The rise in popularity and the pervasive nature of online banking over the last decade have been meteoric. The power of convenience has largely trumped customer fears about security, but there are signs that the tide may be turning. Perhaps exacerbated by the global recession and shocks to the financial markets, cybercriminals have been targeting business bank accounts at increasing frequencies over the last year, catapulting the conversation about online banking security into corporate realms. With cybercriminals readjusting their focus from individual to much more lucrative business accounts, this disturbing trend is now getting the attention of authorities such as the FBI, FDIC, and Department of Homeland Security, and has been described by many as a leading cybercriminal trend for 2010.
Particularly because employers are increasingly liable for these incidents, with Regulation E of the Federal Electronic Funds Transfer Act not protecting business accounts as it does for individuals, businesses must reexamine their online business banking practices to proactively protect themselves from such attacks and the associated potential monetary losses. Banks, too, must amplify their security practices to combat the tactics cybercriminals are now using to perpetrate this type of fraud.
Business banking attacks on the rise
Consider that in a single month this past August, no less than the FDIC, NACHA (the Electronic Payments Association), the Financial Services Information Sharing and Analysis Center (FS-ISAC) and IT advisory firm Gartner all published alerts about rising Internet threats to business banking.
The following month, the Senate Committee on Homeland Security and Governmental Affairs held a special hearing to discuss cybercriminals targeting small- and medium- sized businesses. New protective cybersecurity legislation has been introduced. Reports of victimised businesses continue to inundate the media into 2010, with several companies even sueing their banks.
The losses are substantial. The Washington Post reported that recent victims include a school district that lost $700,000 and an electronics testing firm that lost $100,000. One of Guardian Analytics' customers recently intercepted an attempted ACH transfer of $800,000 for a business banking customer in a scheme involving more than 80 smaller transactions arranged to be sent to unwitting mules. For many small- to medium-sized businesses, these types of losses are catastrophic and can potentially mark the beginning of the end if banks refuse to reimburse them.
Cyberfraud schemes becoming highly sophisticated
Cybercriminal activity is constantly evolving to capitalise on new profit streams. In the case of business banking, by stealing in amounts under $10,000 from business accounts, online fraudsters have managed to avoid triggering traditional fraud alerts. The malware used to initially gain access to accounts is often so well written that the connection comes from an authorised and authenticated computer—a legitimate computer and session that has been hijacked—circumventing even token-based authentication. The money is then transferred to "money mules," often recruited over Internet job boards, who unwittingly help fraudsters all the while they work for a legitimate company.
The use of electronic funds transfers—such as the increasing volume of automated clearing house (ACH) transactions for corporate payments—is making this channel a particularly attractive target for fraud.

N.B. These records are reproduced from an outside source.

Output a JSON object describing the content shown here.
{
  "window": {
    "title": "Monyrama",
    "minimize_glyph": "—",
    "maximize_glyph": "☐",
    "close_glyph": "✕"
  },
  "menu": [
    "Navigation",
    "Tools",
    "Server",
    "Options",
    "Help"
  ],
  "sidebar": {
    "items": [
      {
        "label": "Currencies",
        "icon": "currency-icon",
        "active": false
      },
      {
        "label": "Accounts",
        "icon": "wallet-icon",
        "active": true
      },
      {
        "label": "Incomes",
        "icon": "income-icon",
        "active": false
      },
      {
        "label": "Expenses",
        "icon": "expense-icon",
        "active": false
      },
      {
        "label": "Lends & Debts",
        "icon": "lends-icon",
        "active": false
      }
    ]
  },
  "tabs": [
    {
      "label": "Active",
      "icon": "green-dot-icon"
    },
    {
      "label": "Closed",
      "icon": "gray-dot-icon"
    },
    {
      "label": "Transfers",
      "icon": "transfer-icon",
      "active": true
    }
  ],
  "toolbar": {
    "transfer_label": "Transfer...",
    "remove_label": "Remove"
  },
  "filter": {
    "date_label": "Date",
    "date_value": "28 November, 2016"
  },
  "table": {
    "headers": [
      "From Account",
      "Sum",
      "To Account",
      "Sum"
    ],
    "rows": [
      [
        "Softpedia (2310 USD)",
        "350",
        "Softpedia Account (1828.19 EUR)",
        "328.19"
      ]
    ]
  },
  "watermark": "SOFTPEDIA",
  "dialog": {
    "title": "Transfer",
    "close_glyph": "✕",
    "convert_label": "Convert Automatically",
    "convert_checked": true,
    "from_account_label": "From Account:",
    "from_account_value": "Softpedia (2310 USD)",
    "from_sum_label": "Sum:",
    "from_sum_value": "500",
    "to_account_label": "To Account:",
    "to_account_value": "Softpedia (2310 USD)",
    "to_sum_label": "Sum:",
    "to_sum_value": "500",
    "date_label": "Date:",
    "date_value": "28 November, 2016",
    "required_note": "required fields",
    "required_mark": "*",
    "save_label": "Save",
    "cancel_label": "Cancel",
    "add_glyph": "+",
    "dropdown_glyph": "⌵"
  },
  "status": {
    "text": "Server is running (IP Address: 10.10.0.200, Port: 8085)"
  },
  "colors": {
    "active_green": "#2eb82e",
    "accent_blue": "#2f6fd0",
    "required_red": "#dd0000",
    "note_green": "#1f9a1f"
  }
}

Historically low risk, the ACH network has recently expanded to include more participants and new types of non-recurring payments such as web-initiated ACH files. Over the past year, the FDIC has reported an increase in the number of reports and the amount of losses resulting from unauthorised transfers from business customers whose online business banking software credentials were compromised. A JP Morgan study found that 71 percent of financial institutions experienced attempted or actual payments fraud in 2008. This number jumps to 80 percent for firms with revenues more than $1bn.
Corporate account takeovers employing ACH fraud are becoming more prevalent. Criminals are targeting corporate cash management accounts and moving money out via seemingly innocent consumer accounts. The crook starts by stealing user IDs and passwords of cash management account owners, and by signing up random consumers via phishing attacks. The offer asks them to accept money into their accounts and then transfer it to the criminal's offshore account while retaining a five percent commission. Clever social engineering techniques in their phishing e-mails get consumers to sign up. After the groundwork has been laid, the crook simply goes into the corporate cash management account and transfers funds, using ACH fund transfer facilities, out of the corporate account to the phished consumer accounts. The victimised commercial banks generally fail to recover the stolen funds.